If I recall, it was because a type T that had no Comparable conformance would nonetheless have values that were apparently comparable by implicit promotion to T?—although in the moment I can’t recall how the comparison of two .some cases was handled back then.

SE-123’s rejection rationale suggests the path forward:

In the post-Swift 3 timeframe, we can investigate other broader options for solving this problem more generally (e.g. a new parameter attribute).

So you could then define e.g.:

func < (lhs: @explicit any Comparable, rhs: @explicit any Comparable) -> Bool {
    // define total ordering of all Comparable types

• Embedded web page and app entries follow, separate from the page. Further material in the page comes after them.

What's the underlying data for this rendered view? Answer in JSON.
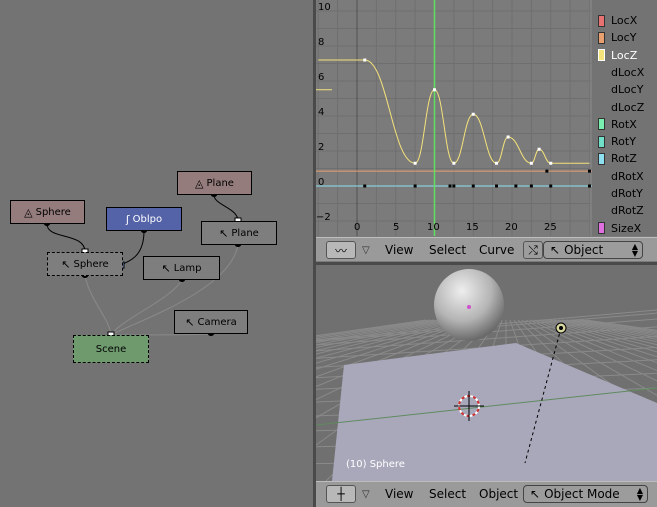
{
  "oops": {
    "nodes": {
      "sphere": "Sphere",
      "oblpo": "Oblpo",
      "plane_top": "Plane",
      "plane": "Plane",
      "sphere_obj": "Sphere",
      "lamp": "Lamp",
      "camera": "Camera",
      "scene": "Scene"
    },
    "colors": {
      "material": "#957c7c",
      "ipo": "#5462a8",
      "object": "#7e7e7e",
      "scene": "#6e9a6e"
    }
  },
  "ipo_editor": {
    "y_ticks": [
      "10",
      "8",
      "6",
      "4",
      "2",
      "0",
      "−2"
    ],
    "x_ticks": [
      "0",
      "5",
      "10",
      "15",
      "20",
      "25"
    ],
    "current_frame": 10,
    "channels": [
      {
        "name": "LocX",
        "color": "#e87272",
        "has_curve": true
      },
      {
        "name": "LocY",
        "color": "#e8a070",
        "has_curve": true
      },
      {
        "name": "LocZ",
        "color": "#f4e27a",
        "has_curve": true,
        "selected": true
      },
      {
        "name": "dLocX",
        "color": "",
        "has_curve": false
      },
      {
        "name": "dLocY",
        "color": "",
        "has_curve": false
      },
      {
        "name": "dLocZ",
        "color": "",
        "has_curve": false
      },
      {
        "name": "RotX",
        "color": "#7af0b0",
        "has_curve": true
      },
      {
        "name": "RotY",
        "color": "#70e0c8",
        "has_curve": true
      },
      {
        "name": "RotZ",
        "color": "#8ee0f0",
        "has_curve": true
      },
      {
        "name": "dRotX",
        "color": "",
        "has_curve": false
      },
      {
        "name": "dRotY",
        "color": "",
        "has_curve": false
      },
      {
        "name": "dRotZ",
        "color": "",
        "has_curve": false
      },
      {
        "name": "SizeX",
        "color": "#e070e0",
        "has_curve": true
      }
    ],
    "header": {
      "view": "View",
      "select": "Select",
      "curve": "Curve",
      "object": "Object"
    }
  },
  "viewport": {
    "object_label": "(10) Sphere",
    "header": {
      "view": "View",
      "select": "Select",
      "object": "Object",
      "mode": "Object Mode"
    }
  }
}
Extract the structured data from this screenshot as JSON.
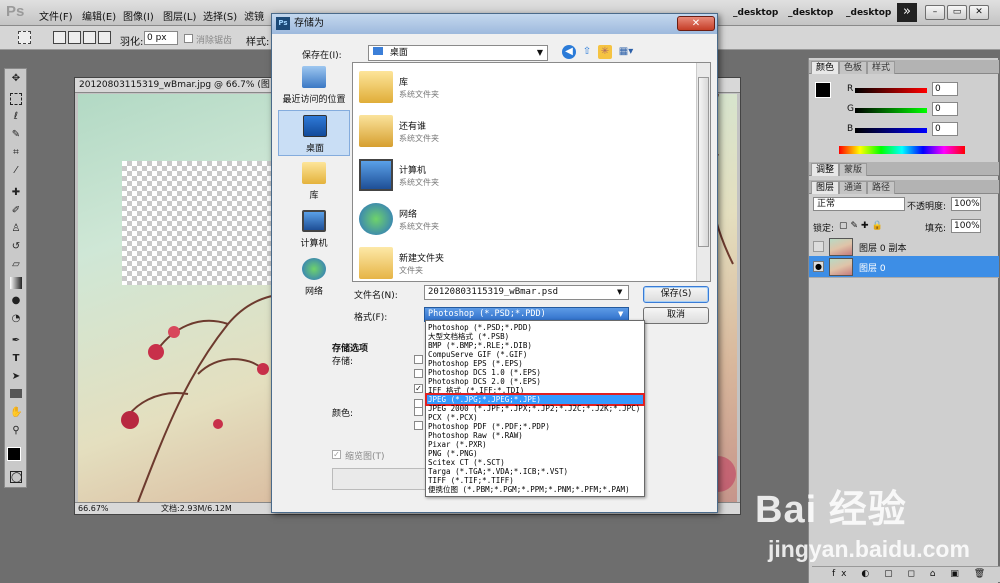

But without the current problem, which is that if you define this, it could implicitly compare String to Int without you realizing, which would be pretty terrible.

(Vaguely relatedly, we should consider revisiting that f(arg: any Comparable) is more favored than f(arg: some Comparable), which makes the above problem even worse)

With this functionality, it should hopefully be OK to reintroduce < for optionals and also make them conditionally Comparable.

1 Like

@tera I have a pretty decent answer on StackOverflow about precisely this. I'll cross-post it here:

It makes perfect sense for the equality operator to support optionals, because it's absolutely clear that for any integer valued variable i:

  • nil == nil
  • nil != i
  • i != nil
  • i == i if and only if their values are the same

On the other hand, it's not clear how comparison to nil should act:

Is i less than nil?

  • If I want to sort an array so that all the nils come out at the end, then I would want i to be less than nil.
  • But if I want to sort an array so that all the nils come out at the start, then I would want i to be greater than nil.

Since either of these are equally valid, it wouldn't make sense for the standard library to favor one over the other. It's left to the programmer to implement whichever comparison makes sense for their use-case.

Here's a toy implementation that generates a comparison operator to suite either case:

func nilComparator<T: Comparable>(nilIsLess: Bool) -> (T?, T?) -> Bool {
	return {
		switch ($0, $1) {
			case (nil, nil): return false
			case (nil, _?): return nilIsLess
			case (_?, nil): return !nilIsLess
			case let (a?, b?): return a < b

let input = (0...10).enumerated().map {
	$0.offset.isMultiple(of: 2) ? Optional($0.element) : nil

func concisePrint<T>(_ optionals: [T?]) -> String {
	return "[" + optionals.map { $0.map{ "\($0)?" } ?? "nil" }.joined(separator: ", ") + "]"

print("Input:", concisePrint(input))
print("nil is less:", concisePrint(input.sorted(by: nilComparator(nilIsLess: true))))
print("nil is more:", concisePrint(input.sorted(by: nilComparator(nilIsLess: false))))


Input: [0?, nil, 2?, nil, 4?, nil, 6?, nil, 8?, nil, 10?]

nil is less: [nil, nil, nil, nil, nil, 0?, 2?, 4?, 6?, 8?, 10?]

nil is more: [0?, 2?, 4?, 6?, 8?, 10?, nil, nil, nil, nil, nil]